Now they have confirmed a range of options are being considered, with Transport Scotland being tasked with carrying out a feasibility study into improvements and better CCTV.

Superintendent Jenny Valentine, chairwoman of Highland suicide prevention steering group, said: “It is important to address every incident which has led to the closure of the Kessock Bridge on its own terms.

“There are a unique set of circumstances behind every single instance and it is important that a number of different agencies consider the factors involved in order to deliver long-term solutions and to ensure individuals involved get the support they require.”

Agencies involved in the talks include NHS Highland, Transport Scotland, Bear Scotland, the RNLI, Inverness-based mental health charity Mikeysline and the Samaritans.

Supt Valentine added: “A number of approaches are being considered and being actively progressed including a feasibility study commissioned by Transport Scotland into physical options for bridge safety and improved CCTV cameras on the bridge.

“This is alongside work by the wider Suicide Prevention Steering Group to ensure that individuals can access the right support at the right time.”

The RNLI are part of the multi-agency talks about the Kessock Bridge.

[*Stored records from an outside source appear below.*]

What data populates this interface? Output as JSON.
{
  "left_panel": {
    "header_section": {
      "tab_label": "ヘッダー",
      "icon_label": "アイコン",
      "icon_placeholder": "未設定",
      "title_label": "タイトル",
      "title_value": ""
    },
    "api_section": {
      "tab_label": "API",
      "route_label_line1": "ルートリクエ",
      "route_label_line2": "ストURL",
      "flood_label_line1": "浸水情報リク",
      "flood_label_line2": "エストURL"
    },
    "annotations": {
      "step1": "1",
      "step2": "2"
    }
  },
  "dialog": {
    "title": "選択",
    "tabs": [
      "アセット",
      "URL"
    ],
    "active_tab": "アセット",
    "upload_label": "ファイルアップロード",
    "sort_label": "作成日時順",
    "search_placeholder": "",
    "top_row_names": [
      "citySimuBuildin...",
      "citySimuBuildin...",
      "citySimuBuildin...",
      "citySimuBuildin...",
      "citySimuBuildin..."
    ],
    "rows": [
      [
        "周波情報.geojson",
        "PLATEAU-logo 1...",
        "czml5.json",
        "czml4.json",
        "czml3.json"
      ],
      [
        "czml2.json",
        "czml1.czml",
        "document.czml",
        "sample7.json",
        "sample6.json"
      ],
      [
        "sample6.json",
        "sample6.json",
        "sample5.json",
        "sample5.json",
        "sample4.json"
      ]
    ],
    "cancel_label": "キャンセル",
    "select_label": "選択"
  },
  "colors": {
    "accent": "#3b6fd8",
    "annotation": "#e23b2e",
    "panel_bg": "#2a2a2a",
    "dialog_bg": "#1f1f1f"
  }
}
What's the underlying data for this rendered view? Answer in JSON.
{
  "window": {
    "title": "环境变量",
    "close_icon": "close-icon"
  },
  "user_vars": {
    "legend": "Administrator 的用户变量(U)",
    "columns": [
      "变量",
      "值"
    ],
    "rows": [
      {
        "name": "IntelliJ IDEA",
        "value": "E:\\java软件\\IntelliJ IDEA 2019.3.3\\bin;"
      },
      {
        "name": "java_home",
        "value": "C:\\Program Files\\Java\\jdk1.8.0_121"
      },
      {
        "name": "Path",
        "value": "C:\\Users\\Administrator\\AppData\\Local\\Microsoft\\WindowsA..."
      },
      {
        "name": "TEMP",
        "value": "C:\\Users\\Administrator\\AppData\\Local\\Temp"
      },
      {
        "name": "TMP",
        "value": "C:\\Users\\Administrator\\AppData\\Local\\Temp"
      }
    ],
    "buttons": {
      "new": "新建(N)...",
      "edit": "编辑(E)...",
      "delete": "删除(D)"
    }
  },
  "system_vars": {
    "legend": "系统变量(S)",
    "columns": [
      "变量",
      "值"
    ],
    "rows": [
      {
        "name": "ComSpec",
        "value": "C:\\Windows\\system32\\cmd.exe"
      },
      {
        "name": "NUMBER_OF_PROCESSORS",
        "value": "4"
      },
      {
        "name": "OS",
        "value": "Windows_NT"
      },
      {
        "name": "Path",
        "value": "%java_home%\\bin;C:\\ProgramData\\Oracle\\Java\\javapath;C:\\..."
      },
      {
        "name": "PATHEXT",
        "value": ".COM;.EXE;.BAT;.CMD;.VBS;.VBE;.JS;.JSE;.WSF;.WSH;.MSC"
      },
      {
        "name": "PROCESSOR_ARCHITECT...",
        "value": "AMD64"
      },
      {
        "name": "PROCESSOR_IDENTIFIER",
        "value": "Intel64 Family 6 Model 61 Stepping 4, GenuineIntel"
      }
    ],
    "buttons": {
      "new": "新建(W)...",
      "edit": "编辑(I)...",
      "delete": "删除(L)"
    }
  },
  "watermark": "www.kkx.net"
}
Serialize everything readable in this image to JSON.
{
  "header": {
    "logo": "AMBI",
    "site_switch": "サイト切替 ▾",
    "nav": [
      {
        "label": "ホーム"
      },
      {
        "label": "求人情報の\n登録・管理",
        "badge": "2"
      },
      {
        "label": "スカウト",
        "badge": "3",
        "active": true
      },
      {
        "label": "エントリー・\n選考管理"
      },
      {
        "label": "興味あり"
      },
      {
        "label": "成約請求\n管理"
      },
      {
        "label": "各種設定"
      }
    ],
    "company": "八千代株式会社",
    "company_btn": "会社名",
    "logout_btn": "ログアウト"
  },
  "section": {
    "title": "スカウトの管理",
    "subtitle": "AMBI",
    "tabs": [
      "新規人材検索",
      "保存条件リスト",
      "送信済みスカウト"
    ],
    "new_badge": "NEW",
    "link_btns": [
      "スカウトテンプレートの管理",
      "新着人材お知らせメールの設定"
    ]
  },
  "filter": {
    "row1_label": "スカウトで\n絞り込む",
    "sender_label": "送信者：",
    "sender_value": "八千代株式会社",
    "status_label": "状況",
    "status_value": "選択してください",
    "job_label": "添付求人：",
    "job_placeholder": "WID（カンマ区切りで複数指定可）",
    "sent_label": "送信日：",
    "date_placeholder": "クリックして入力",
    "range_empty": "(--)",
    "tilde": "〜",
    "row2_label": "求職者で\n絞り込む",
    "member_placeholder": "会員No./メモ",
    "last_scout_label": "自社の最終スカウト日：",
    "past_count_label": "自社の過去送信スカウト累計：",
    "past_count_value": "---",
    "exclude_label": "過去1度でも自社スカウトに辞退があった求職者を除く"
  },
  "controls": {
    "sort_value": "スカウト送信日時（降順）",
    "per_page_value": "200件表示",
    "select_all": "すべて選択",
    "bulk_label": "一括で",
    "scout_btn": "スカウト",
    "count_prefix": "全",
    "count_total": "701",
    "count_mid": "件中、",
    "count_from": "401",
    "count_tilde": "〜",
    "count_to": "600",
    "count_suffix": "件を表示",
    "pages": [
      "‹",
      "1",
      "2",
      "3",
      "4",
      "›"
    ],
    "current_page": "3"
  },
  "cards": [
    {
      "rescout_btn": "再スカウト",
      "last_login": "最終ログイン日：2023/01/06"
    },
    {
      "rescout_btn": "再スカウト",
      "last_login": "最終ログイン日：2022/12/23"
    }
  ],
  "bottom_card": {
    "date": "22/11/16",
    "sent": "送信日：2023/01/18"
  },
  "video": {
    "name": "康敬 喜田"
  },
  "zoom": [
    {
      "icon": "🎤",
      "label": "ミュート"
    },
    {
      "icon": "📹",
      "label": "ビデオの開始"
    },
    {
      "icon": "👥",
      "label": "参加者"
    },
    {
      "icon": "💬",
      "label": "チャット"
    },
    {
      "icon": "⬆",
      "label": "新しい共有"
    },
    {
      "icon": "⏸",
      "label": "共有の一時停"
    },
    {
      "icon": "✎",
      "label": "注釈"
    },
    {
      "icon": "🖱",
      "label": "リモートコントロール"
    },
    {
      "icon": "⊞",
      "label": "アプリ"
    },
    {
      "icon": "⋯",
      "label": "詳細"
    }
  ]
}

Image: Sandy McCook/DC Thomson

Ongoing compassion and understanding

Chief Inspector Judy Hill, Inverness area commander, said she was “acutely aware” of the impact that closing the Kessock Bridge has on the wider community in Inverness and the surrounding area.

She said: “It is not something that is done lightly.

“However, it is essential to ensure the safety of everyone involved when responding to an incident on the bridge.

“We appreciate the support and understanding of the wider public and know they share in our desire to deliver sustainable long-term solutions.”

Highland Council leader Raymond Bremner said: “We share the concerns expressed by the wider community about the incidents that have led to the recent closures of the Kessock Bridge.

“We are working with our partners to develop solutions to help the individuals involved get the support they need but also to address the impact the closure of the bridge is having on the wider community.

“Work is ongoing and we hope to share potential solutions with the wider public in the coming weeks.  We do thank the wider public for their ongoing compassion and understanding.”

Help is out there

Anyone who is struggling and need of someone to talk can call The Samaritans free on 116 123 or e-mail

Alternatively call Breathing Space on 0800 838587, or text Mikeysline on 07786 207755.

There is also Prevent Suicide – Highland app: This easy-to-use app helps you safety plan should you ever find yourself in distress, feeling hopeless or suicidal in the future.